Callum Ilott of Juncos Hollinger Racing was second in the final session at 1:38.8404 (111.707 mph) in the No. 77 Chevrolet. Rookie Marcus Armstrong of New Zealand was third at 1:38.8049 (111.707 mph) in the No. 11 Honda for Chip Ganassi Racing. Alex Palou of Chip Ganassi Racing was fourth at 1:38.8718 (111.672 mph) in the No. 10. Defending NTT IndyCar Series champion Will Power of Team Penske rounded out the top five at 1:38.9341 (111.602 mph) in the No. 12 Chevrolet.
Ericsson was the fastest in combined times followed by Rahal Letterman Lanigan Racing’s Christian Lundgaard at 1:38.5682 in the No. 45 Honda, Kirkwood, Ilott and Armstrong. Positions 3-5 speeds were from the final practice session on Friday.
Drivers didn’t know what to expect before hitting the track. After the two-day test was over, NBC Sports asked several drivers what they learned from The Thermal Club.
“I think it’s a first-class facility, no doubt,” two-time NTT IndyCar Series champion Josef Newgarden of Team Penske said. “I think the entire facility here at Thermal really rolled out the red carpet for us. They did a tremendous job.
“It was a fairly flawless test, I would say, for two days. I think the great thing about this was we had a two-day test, which was fantastic. You got to have this warmup; this preseason build. That was the biggest positive for me, is that we were here, we were running cars. It was a great facility to do it at.
“I think the track was a lot more fun than we anticipated. It was challenging, definitely technical. I don’t know how relevant it is. For us, it wasn’t really relevant to anywhere we’re going, but that’s OK.”
But even though the track has no sector particularly similar to any road or street course on the schedule, there still were benefits.
“In a lot of ways, it is relevant,” Newgarden said. “For us it was relevant for building the team up, trying to work in a competitive environment, be competitive together. That’s everything. So regardless of is the setup going to apply to a certain track or another, (it) doesn’t really matter.
“For us, it was applying the principles of how we’re going to work together. From that standpoint, it was very productive for everybody. Raceability-wise, it’s hard to say. It was chewing tires up. Big drop-off from run one to two. I think from a race standpoint, that would be quite positive. You’d have big tire deg here.
“You’d have to do more work on runoff areas if we wanted to race here, but it’s possible. I don’t think it would take much effort to do the things to run an actual race.”
Kirkwood found speed in his Andretti Autosport machine, but he used the test to create a smooth working relationship with his new crew.
“I wouldn’t say that we found something here that is going to translate to anywhere, right?” the 2021 Indy Lights champion said. “This is a very unique track, although it was a lot of fun to drive, and it kind of surprised me in the amount of grip that it actually produced.

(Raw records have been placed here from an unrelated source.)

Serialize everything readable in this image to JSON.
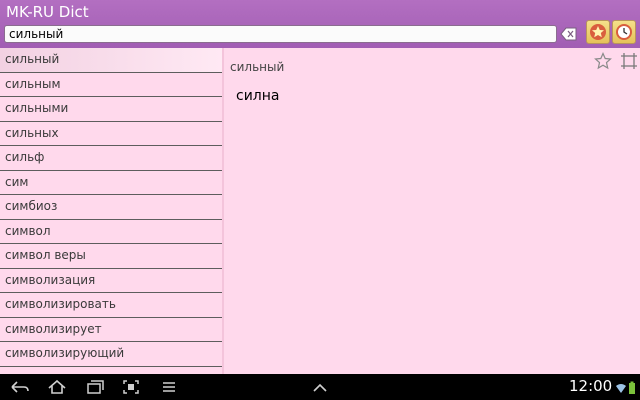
{
  "app": {
    "title": "MK-RU Dict"
  },
  "search": {
    "value": "сильный"
  },
  "list": {
    "items": [
      "сильный",
      "сильным",
      "сильными",
      "сильных",
      "сильф",
      "сим",
      "симбиоз",
      "символ",
      "символ веры",
      "символизация",
      "символизировать",
      "символизирует",
      "символизирующий"
    ],
    "selected_index": 0
  },
  "detail": {
    "header_word": "сильный",
    "translation": "силна"
  },
  "statusbar": {
    "time": "12:00"
  },
  "colors": {
    "titlebar": "#a967b9",
    "background": "#ffd9ec",
    "navbar": "#000000"
  },
  "icons": {
    "clear": "backspace-icon",
    "favorites": "star-icon",
    "history": "clock-icon",
    "favorite_toggle": "star-outline-icon",
    "expand": "fullscreen-icon",
    "nav_back": "back-icon",
    "nav_home": "home-icon",
    "nav_recents": "recent-apps-icon",
    "nav_screenshot": "screenshot-icon",
    "nav_menu": "menu-icon",
    "nav_up": "chevron-up-icon"
  }
}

“It was quite a bit faster than what we expected.”
Many of the NTT IndyCar Series teams will test later this month at Sebring, Florida, as they prepare for the Firestone Grand Prix of St. Petersburg to kick off the season March 5.
“It’s a very nice facility, a nice area, it’s pretty cool to have two days of testing here with a lot of high-profile people,” two-time NTT IndyCar Series champion Will Power of Team Penske told NBC Sports. “It’s a very technical, tough track.

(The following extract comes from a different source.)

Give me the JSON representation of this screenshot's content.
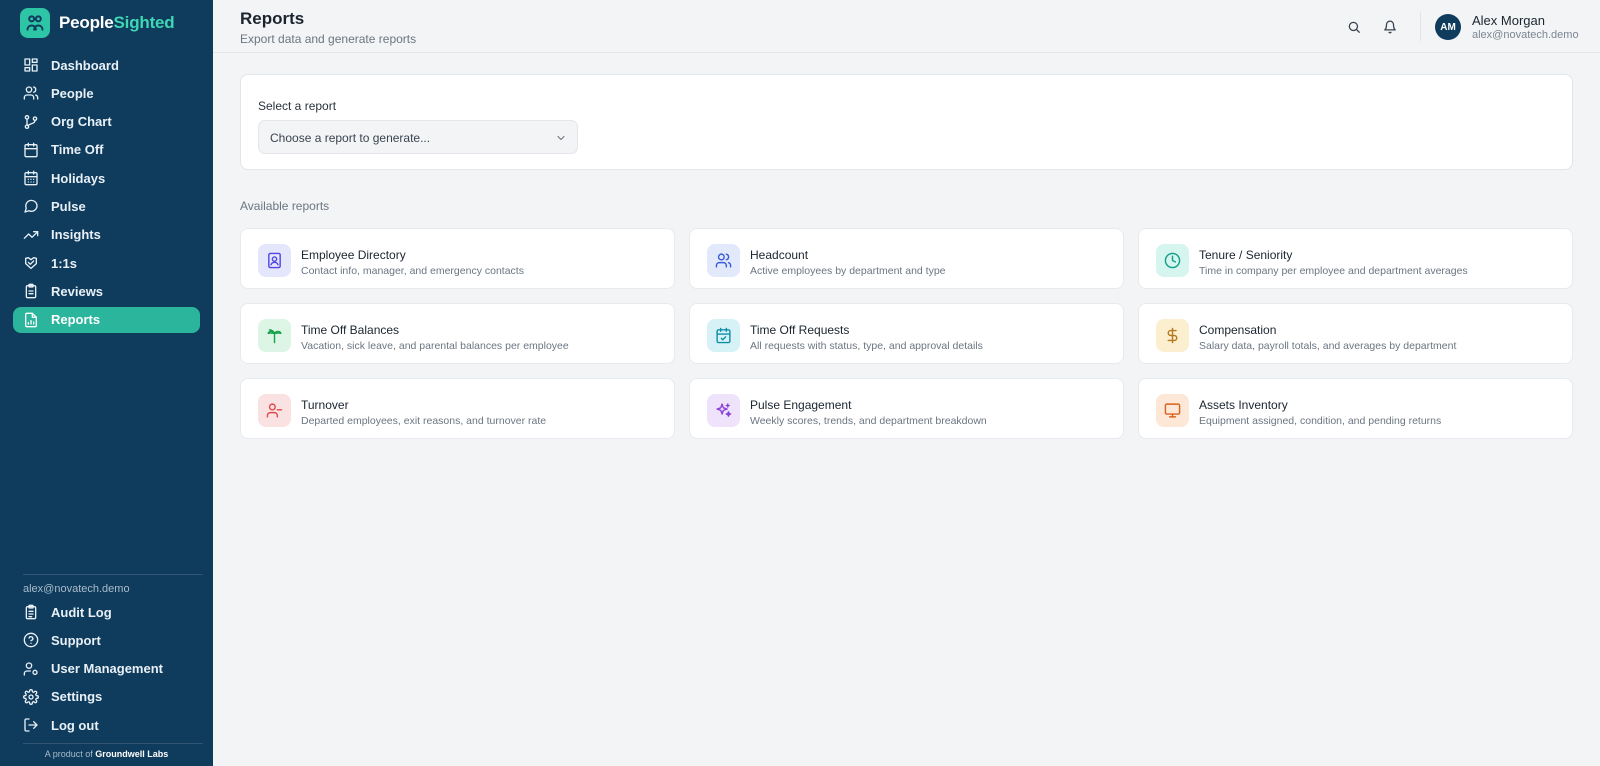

“It’s pretty good.”
The Thermal Club received rave reviews, welcomed IndyCar and provided exposure to the movers and shakers of the business community that own the luxury villas and homes in this ultra-rich community.
Could it be a venue of the future for a series that sells lifestyle as much as on-track competition?
“This is a fantastic facility and the circuit is a fast circuit,” team owner Bobby Rahal told NBC Sports. “It’s pretty exciting to watch the cars run around here. I think it would be attractive to people.
“I’ll leave that up to Mark Miles and (IndyCar President) Jay Frye and everybody else whether we have a race here, but why not?